A controversial but thorough research paper published this week suggests that, aside from the speedy delivery, none of these pledges may be true in the typical case. The paper is titled “Fintech Borrowers: Lax-Screening or Cream-Skimming?,” and is authored by Marco di Maggio of Harvard Business School and Vincent Yao of Georgia State’s College of Business. The pair studied years of personal loans and sifted through data from one of the three major credit rating agencies and concluded:
Fintech borrowers are more, not less, likely to default than their counterparts who borrow from traditional banks;
Given that higher risk, fintech borrowers often pay a higher interest rate than they would at a traditional bank;
Lending to these higher-risk borrowers allows fintech lenders to initially build market share, and from there they fan out to safer lenders;
Fintech lenders largely rely on the same credit-rating data that everybody else looks at, as opposed to special-sauce channels.
An earlier version of this paper had been presented (including to the New York Fed) in 2018, making some fintech players, di Maggio told me in an interview this week, “very, very upset.” It’s now been peer-reviewed and is officially published, and has a lot of analysis that wasn’t in the 2018 version, even if the gist is similar.
How to account for the gap between the fintech hype and the paper’s more pedestrian findings?

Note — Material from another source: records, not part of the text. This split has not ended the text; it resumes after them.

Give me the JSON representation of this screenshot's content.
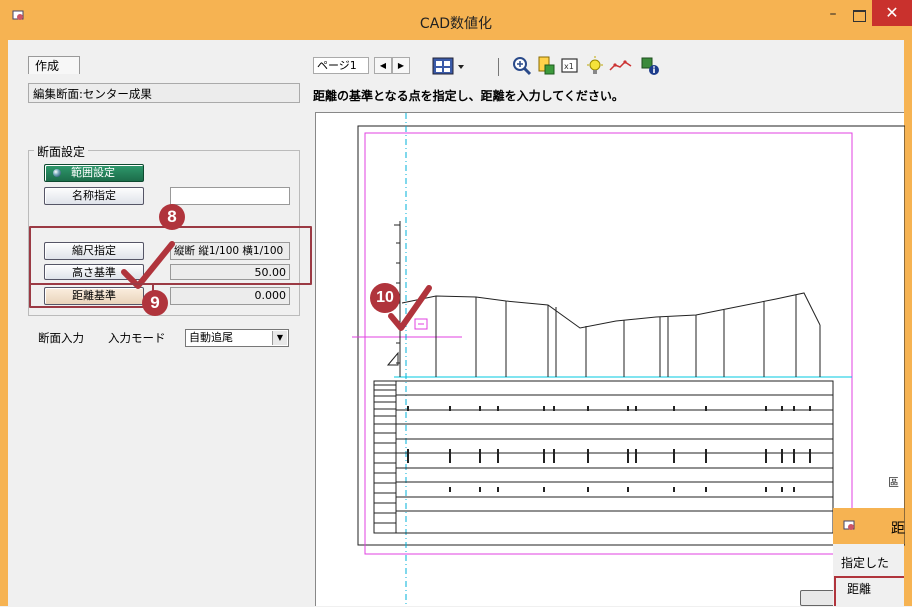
{
  "window": {
    "title": "CAD数値化",
    "minimize": "–",
    "close": "✕"
  },
  "left_panel": {
    "tab_label": "作成",
    "section_name": "編集断面:センター成果",
    "group_title": "断面設定",
    "range_button": "範囲設定",
    "name_button": "名称指定",
    "name_value": "",
    "scale_button": "縮尺指定",
    "scale_value": "縦断 縦1/100 横1/100",
    "height_button": "高さ基準",
    "height_value": "50.00",
    "distance_button": "距離基準",
    "distance_value": "0.000",
    "input_label": "断面入力",
    "mode_label": "入力モード",
    "mode_value": "自動追尾"
  },
  "toolbar": {
    "page_label": "ページ1",
    "prev": "◀",
    "next": "▶",
    "icons": [
      "layout-icon",
      "zoom-icon",
      "page-fit-icon",
      "zoom-window-icon",
      "light-icon",
      "line-icon",
      "info-icon"
    ]
  },
  "instruction": "距離の基準となる点を指定し、距離を入力してください。",
  "callouts": {
    "step8": "8",
    "step9": "9",
    "step10": "10"
  },
  "dialog": {
    "title_fragment": "距",
    "text_fragment": "指定した",
    "field_label": "距離",
    "side_marker": "區"
  },
  "colors": {
    "titlebar": "#f6b352",
    "close": "#c9312d",
    "callout": "#b0343c",
    "active_button": "#2f9a6d",
    "guide_magenta": "#e040e0",
    "guide_cyan": "#00c8e0"
  }
}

Di Maggio explained that much has to do with who the fintech borrower is, and why she is borrowing (echoing some of the issues discussed in last week’s FIN). The typical fintech customer borrows more than the typical bank loan customer, and wants cash to consolidate credit-card debt. What happens after getting the loan, however, is that the fintech borrower uses it to pay off only some of the credit-card debt. Then over time (on average about eight months) the fintech borrower has simply taken on more debt, and ends up defaulting more often than the bank borrower; fifteen months after the loan, the fintech defaults are more than twice as common.
The fintechs know this going in, de Maggio and Yao argue, and accordingly charge a higher rate than banks do. Fintech customers may never even perceive the higher rate, because it’s at least lower than what they were paying on their credit card debt.

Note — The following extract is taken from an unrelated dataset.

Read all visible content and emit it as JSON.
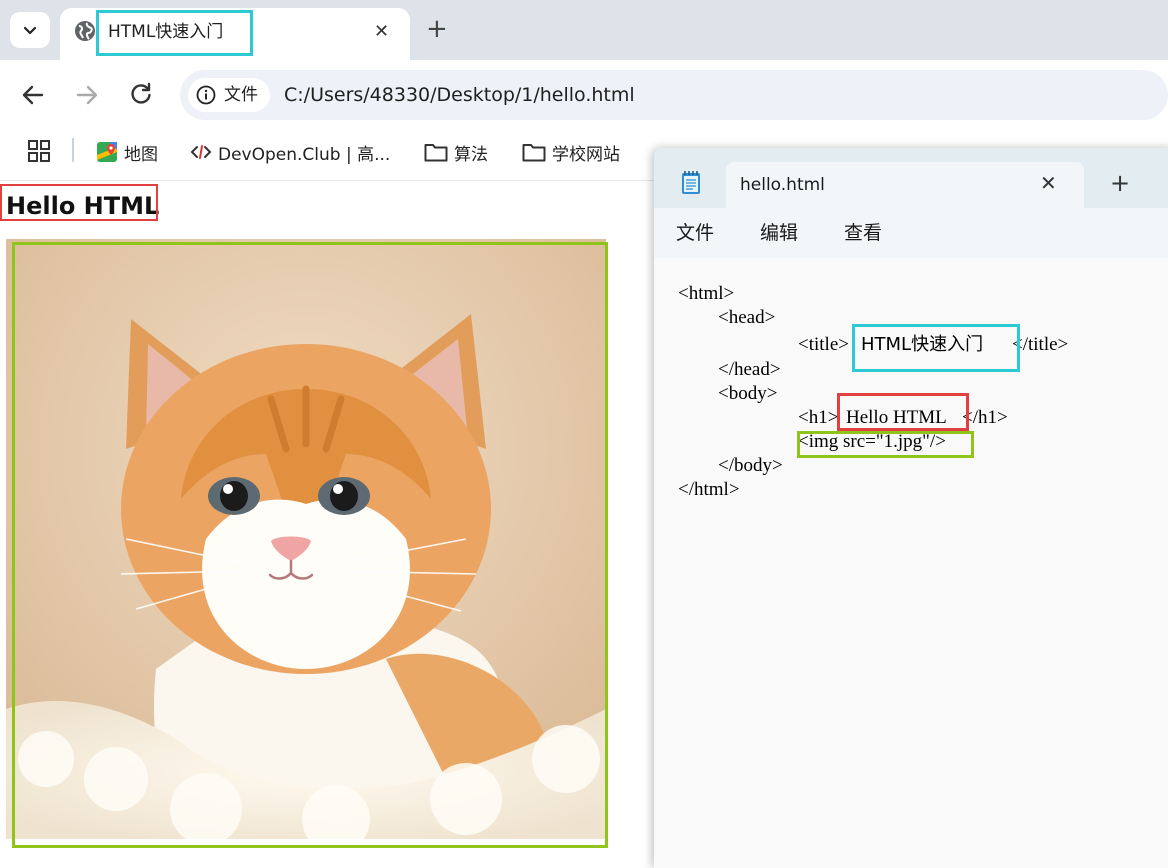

Di Maggio and Yao examined loans that were made between 2012 and 2017. Di Maggio acknowledged that since then, there may be newer fintech lenders — he mentioned Upstart — who have better and genuinely innovative models that don’t follow the study’s pattern. Nonetheless, the paper is an important corrective to the way that fintech companies portray themselves.
🦈Number of the Week: The average cost of a corporate data breach in the United States is $8.64 million, far greater than the global average of $3.86 million. The figure came up during the announcement this week that the Atlanta-based cybersecurity firm Bluefin has raised $25 million.

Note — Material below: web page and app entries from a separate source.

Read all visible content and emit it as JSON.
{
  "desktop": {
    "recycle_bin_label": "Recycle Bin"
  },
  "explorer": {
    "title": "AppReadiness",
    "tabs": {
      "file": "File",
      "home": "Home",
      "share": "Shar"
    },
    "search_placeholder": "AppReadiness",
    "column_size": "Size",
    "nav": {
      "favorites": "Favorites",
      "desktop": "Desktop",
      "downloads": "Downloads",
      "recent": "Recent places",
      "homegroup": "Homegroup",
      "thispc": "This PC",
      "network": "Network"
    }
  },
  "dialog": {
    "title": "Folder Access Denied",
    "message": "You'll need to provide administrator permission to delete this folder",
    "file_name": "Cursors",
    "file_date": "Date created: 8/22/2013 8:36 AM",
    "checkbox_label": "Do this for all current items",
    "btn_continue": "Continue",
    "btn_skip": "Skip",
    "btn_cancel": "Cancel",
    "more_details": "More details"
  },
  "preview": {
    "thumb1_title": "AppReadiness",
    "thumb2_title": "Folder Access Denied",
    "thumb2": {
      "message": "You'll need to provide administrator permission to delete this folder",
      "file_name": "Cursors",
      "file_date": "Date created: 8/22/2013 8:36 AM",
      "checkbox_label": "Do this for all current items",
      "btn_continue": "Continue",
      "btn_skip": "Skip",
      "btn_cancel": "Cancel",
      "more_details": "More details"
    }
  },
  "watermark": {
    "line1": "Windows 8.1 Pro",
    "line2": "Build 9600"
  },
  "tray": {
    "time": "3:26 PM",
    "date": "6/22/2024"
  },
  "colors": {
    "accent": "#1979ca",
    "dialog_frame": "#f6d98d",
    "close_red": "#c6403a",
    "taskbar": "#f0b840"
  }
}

🦈If the Trump Administration’s crackdown on China trade was supposed to slow investment activity between the two countries, the folks at Lufax didn’t get the memo. The company, which is one of China’s largest online wealth management platforms, raised $2.36 billion on the New York Stock Exchange this week, the biggest China-to-U.S. listing in more than two years.
🦈The Detroit-based financial services firm Ally has sponsored an island on Animal Crossing. I am certain that in five years this will be looked at as the first great salvo in redefining how banks reach millennial customers, and in no way as a cheap gimmick that is months late in hopping on a pandemic-fueled bandwagon. 🙄